PROBLEM REQUIREMENTS:
Where a line below holds the string "this", copy that line.

(Element data from apps and pages)
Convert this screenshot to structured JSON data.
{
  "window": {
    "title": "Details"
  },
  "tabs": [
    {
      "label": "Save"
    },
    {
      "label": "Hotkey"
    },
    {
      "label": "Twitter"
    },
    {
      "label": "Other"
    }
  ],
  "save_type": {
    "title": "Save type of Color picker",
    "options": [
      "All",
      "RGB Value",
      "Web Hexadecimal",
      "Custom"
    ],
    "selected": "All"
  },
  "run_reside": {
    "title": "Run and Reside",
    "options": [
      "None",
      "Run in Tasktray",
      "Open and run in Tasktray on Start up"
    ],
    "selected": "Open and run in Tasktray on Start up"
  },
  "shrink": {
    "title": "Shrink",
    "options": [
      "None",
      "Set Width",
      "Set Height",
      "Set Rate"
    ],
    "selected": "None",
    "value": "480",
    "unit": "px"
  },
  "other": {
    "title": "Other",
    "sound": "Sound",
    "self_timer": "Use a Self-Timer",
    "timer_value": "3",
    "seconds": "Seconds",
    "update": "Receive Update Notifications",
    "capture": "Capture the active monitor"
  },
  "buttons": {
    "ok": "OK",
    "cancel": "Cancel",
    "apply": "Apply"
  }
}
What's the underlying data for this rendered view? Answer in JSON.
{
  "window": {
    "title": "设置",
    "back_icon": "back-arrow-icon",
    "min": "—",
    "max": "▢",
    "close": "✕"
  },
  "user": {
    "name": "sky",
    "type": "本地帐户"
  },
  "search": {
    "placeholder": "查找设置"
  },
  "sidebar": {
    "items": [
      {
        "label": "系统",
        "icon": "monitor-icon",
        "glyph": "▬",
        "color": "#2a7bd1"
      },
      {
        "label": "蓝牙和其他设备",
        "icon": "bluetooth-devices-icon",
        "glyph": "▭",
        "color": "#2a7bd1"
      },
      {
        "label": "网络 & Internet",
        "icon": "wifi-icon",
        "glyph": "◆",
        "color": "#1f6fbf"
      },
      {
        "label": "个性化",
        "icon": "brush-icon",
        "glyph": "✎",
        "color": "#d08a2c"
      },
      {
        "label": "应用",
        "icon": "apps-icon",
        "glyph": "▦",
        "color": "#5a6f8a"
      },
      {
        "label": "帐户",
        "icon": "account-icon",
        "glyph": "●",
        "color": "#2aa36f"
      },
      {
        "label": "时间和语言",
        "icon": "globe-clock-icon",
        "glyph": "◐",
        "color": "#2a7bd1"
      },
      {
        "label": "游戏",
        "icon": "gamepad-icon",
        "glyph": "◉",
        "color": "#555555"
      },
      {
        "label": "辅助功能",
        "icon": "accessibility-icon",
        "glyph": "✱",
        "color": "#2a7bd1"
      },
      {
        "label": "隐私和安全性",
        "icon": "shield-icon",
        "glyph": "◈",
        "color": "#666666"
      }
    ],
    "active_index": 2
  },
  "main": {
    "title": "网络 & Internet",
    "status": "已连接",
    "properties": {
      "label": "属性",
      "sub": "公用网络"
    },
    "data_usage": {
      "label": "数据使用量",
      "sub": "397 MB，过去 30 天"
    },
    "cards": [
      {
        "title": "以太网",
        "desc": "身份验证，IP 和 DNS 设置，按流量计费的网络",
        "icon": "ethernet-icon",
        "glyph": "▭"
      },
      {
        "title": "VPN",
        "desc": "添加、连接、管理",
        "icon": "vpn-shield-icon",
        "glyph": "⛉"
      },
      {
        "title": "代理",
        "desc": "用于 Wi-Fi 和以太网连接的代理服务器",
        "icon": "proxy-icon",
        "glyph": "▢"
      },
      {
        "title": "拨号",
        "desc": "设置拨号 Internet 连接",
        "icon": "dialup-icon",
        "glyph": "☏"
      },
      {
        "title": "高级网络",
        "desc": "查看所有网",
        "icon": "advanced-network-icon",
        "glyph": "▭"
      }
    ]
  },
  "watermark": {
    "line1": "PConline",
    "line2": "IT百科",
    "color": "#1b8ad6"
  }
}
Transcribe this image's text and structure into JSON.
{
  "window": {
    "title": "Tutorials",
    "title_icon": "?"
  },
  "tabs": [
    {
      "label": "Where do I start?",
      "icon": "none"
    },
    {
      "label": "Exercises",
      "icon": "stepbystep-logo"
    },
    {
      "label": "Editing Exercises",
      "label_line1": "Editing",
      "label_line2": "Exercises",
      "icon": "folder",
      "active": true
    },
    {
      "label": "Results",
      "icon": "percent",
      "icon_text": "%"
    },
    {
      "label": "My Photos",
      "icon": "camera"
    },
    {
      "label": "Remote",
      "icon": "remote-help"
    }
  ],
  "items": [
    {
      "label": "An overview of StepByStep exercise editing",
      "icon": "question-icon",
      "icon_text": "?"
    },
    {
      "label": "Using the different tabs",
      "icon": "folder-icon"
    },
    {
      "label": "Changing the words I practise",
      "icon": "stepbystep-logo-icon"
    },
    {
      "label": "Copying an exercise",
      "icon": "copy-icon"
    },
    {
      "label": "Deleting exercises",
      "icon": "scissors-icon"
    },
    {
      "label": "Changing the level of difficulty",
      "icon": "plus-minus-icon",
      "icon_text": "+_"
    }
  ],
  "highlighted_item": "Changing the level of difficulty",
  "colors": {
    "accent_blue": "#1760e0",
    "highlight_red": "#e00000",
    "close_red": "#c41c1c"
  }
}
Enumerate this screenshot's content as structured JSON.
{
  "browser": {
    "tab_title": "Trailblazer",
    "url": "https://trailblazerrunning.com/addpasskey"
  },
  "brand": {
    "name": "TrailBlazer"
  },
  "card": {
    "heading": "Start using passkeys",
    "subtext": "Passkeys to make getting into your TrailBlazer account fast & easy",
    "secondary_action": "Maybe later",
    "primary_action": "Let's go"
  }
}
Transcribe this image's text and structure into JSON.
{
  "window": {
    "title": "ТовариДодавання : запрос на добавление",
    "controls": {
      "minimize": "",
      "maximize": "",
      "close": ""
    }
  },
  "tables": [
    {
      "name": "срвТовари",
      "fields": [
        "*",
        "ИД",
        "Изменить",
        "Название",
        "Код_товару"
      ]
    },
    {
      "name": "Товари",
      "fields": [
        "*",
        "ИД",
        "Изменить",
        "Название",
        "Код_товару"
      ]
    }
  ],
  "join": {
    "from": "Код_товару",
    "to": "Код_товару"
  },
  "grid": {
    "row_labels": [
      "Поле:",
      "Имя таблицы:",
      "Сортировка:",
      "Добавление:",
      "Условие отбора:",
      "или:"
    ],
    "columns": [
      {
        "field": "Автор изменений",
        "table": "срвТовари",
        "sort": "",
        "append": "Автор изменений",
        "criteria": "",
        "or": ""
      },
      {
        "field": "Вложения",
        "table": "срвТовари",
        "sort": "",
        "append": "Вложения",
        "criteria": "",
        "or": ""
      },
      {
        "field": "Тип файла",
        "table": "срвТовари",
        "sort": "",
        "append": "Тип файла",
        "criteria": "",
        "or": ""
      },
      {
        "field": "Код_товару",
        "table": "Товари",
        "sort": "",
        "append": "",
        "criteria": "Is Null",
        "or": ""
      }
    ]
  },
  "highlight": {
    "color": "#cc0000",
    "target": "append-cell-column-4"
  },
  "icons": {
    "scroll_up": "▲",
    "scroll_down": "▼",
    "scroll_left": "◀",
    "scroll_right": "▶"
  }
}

TASK RESPONSE:
Convert this screenshot to structured JSON data.
What's the underlying data for this rendered view? Answer in JSON.
Transcribe this image's text and structure into JSON.
Enumerate this screenshot's content as structured JSON.
Transcribe this image's text and structure into JSON.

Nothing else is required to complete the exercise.